The delivery of safe drinking water plays a critical role in the viability, self-determination, and sustainability of First Nations remote communities. Water is core to life and has an important role in connection to Country.


Outside of Australia’s capital cities, it can be particularly challenging to deliver water services to remote areas of the country – with incredibly varied landscapes, from desert to tropical savannah, often extreme and robust micro-climates, and the challenge of long transport times through tough terrain. These areas are, however, not empty, and to the members of many small First Nations communities, this is their Country, this is their home, it is not remote.


Many communities report concerns about their water supplies – with taste, smell, odour, contamination. This is backed up by evidence from various reputable health and epidemiological studies, plus water quality reports from utilities and service providers, which reveal that water quality issues are persistent and in some cases getting worse, in remote communities.


Delays in maintenance and poor customer service compound these issues, increasing the cost of living and leading to neglect. Communities report distrusting government, and that people in remote communities prefer to drink bottled water or soft drinks over tap water. Studies by the Productivity Commission (2021) and Infrastructure Australia (2021) have identified shortcomings in provision of services to remote communities, but there is a lack of available and consistent information.


Most of us take safe drinking water for granted; but as a number of reports have noted, Australia is falling short in its delivery of services to First Nations remote communities, as measured against the United Nations Sustainable Development Goal 6: Ensure availability and sustainable management of water and sanitation for all.

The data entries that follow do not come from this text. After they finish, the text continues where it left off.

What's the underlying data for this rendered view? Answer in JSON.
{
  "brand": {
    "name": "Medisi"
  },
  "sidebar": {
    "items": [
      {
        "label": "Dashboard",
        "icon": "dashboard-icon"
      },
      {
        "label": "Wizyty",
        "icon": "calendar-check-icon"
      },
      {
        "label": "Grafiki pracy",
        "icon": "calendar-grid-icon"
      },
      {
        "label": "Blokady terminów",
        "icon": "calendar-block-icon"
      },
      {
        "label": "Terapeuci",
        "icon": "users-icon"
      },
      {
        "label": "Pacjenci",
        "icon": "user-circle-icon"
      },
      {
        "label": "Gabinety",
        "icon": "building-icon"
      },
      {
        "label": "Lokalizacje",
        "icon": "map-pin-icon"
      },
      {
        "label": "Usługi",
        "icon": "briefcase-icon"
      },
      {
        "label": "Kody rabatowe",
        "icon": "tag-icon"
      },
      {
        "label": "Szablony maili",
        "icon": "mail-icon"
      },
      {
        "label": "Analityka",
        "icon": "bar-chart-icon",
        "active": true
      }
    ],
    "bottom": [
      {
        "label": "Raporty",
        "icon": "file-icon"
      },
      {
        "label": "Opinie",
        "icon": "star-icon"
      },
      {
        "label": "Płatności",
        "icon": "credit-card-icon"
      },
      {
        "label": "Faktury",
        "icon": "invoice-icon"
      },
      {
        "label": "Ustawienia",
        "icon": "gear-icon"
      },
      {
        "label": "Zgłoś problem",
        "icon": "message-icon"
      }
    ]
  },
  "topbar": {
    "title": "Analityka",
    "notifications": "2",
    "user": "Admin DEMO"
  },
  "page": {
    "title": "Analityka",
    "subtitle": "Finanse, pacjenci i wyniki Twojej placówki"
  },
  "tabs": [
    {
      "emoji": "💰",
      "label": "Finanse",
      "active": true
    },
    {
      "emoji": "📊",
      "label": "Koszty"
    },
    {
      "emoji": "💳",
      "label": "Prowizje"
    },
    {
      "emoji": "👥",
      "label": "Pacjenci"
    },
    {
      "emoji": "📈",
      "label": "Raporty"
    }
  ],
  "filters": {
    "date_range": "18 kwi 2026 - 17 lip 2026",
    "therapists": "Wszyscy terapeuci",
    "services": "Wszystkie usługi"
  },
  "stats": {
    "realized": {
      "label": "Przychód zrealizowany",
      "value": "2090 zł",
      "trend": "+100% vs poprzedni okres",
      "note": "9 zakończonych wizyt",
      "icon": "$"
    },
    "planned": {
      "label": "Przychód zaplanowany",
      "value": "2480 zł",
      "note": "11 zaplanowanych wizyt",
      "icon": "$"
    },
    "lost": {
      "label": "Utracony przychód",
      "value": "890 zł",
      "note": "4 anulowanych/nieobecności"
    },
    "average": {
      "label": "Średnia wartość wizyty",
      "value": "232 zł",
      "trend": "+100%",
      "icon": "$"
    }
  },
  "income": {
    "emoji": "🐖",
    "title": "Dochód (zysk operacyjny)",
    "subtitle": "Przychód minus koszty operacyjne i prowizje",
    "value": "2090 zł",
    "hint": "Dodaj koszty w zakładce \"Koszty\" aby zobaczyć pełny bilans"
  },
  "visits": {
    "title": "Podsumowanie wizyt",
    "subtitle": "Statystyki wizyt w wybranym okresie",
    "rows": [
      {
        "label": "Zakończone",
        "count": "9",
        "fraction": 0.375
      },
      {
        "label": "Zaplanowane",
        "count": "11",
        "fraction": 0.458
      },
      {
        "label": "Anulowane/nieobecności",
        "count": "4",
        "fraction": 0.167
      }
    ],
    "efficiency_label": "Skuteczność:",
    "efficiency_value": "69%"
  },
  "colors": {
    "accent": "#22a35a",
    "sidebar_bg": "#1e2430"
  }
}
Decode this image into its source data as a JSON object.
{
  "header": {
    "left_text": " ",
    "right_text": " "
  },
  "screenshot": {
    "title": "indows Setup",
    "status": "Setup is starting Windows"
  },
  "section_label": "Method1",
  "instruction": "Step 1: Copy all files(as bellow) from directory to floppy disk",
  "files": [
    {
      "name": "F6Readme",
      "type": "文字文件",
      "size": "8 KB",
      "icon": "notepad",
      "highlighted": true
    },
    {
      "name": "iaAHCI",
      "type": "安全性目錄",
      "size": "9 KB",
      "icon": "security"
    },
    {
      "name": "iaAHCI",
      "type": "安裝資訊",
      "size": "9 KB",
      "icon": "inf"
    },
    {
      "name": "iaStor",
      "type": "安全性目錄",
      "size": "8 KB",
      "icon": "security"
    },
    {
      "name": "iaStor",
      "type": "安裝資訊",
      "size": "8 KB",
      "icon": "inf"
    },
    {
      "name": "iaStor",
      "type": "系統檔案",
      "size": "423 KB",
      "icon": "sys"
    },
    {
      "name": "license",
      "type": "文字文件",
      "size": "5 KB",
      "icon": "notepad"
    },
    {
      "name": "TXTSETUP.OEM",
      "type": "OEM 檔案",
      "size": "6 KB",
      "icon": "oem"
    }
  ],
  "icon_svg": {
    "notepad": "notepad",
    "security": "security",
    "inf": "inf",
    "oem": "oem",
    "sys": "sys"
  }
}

In 2021, WSAA commissioned Eric Vanweydeveld to research and document the arrangements for water servicing of remote communities across Australia.

Through extensive research and engagement with stakeholders and the communities themselves, Eric has developed a review which maps the complex and opaque arrangements in each jurisdiction, highlighting the linkages, differences and legacies.

In this report, WSAA presents the most complete snapshot that we can of the information we have obtained at time of publication.